Rao and Dadhich are not alone: There are thousands of anonymous Twitter handles, Facebook posts and WhatsApp groups that are designed to spread animosity between individuals and communities. Under the guise of being open-source platforms, the social media universe has created its own code of conduct where the lines between free speech and hate speech are often blurred.

These are, as an outstanding recent Netflix documentary, The Social Dilemma, puts it, the “digital Frankensteins” of our times, amoral beasts running amok in a social media jungle where the rules are being subverted to promote hatred and division.

This big tech-driven social media hate-machine is transitioning seamlessly into the news environment. Thus, to blame social media alone for stoking disharmony would be to run away from the nature of the virus. Hate is an infection that is contagious when it is normalised as has happened in recent years. The anti-minority dog-whistles, for example, are now so frequently espoused that their expression is almost seen as routine. The Indian Muslim as “anti-national” narrative has been deliberately and repeatedly pushed by a section of the power elite so as to acquire a potency of its own. When a rabble-rousing Union minister screams in an election meeting, “Desh ke gaddaron ko” and the crowd responds with “Goli maaron saalon ko”, there is little attempt made to rein in the minister. Or indeed when anti-Citizenship (Amendment) Act (CAA) protesters are identified by their clothes or illegal immigrants are referred to as “termites”, there is a brazen attempt to stoke religious prejudice. It is almost as if a hyper-polarised environment is a spur for incendiary communal rhetoric.

Just how far this normalisation of a narrative of hate and bigotry has travelled is best exemplified by the recent Sudarshan TV case, involving a series of programmes done by the channel to purportedly investigate a “Muslim conspiracy” to take over the civil services. A slogan “UPSC jihad” was put out as a promotional video. Rather than acting ab initio against a programme that was prima facie intended to vilify the Muslim community, the information and broadcasting (I&B) ministry allowed the telecast, saying it did not wish to pre-censor the programme. This despite the fact that the I&B programming code allows the ministry to prohibit a programme if it is “likely to promote hatred or ill-will between communities”. It required the Delhi High Court and then the Supreme Court to step in and stop the further broadcast of the programme before the ministry finally issued the channel a notice. Maybe, the ministry views Sudarshan TV with a more benevolent gaze since the channel is perceived to be in sync with the ruling party’s ideology.

But while Sudarshan TV may espouse an unapologetic militant Hindutva worldview, what of those mainstream channels which quietly push a daily drip of communal poison and fake news with the sole objective of demonising a community?
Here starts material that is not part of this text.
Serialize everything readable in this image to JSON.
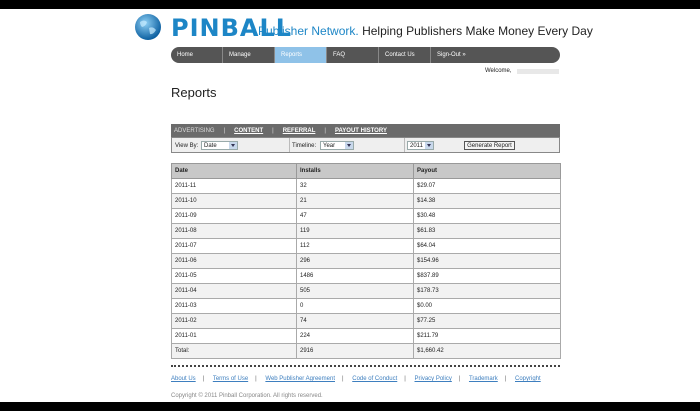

Take for example the lynching of two sadhus at Palghar in Maharashtra a few months ago. Some channels projected the killings as a Hindu-Muslim conflict while lining up extremists from both communities in a slugfest that passes as prime time debate. Now, when it turns out that the claims of a communal angle are false and all those arrested are local tribals who mistook the sadhus for kidnappers based on WhatsApp rumours, will any news channel publish an apology for having misled viewers to garner television rating points? Those “news traffickers” who seek to profit from hate must be acted against swiftly. Only then can we find a vaccine to the virus that threatens to divide us.

Post-script: Since we started with a story of a police officer, let me end with a police officer too. For over a year now, I have been receiving WhatsApp messages from a senior IPS officer echoing the strident Islamophobia which is so prevalent today. The officer was once in charge of a city with a large Muslim population. Is it any surprise then that law-enforcers are often caught on the wrong side of the law when there is a communal riot?

Rajdeep Sardesai is a senior journalist and author
The views expressed are personal
ht epaper

Sign In to continue reading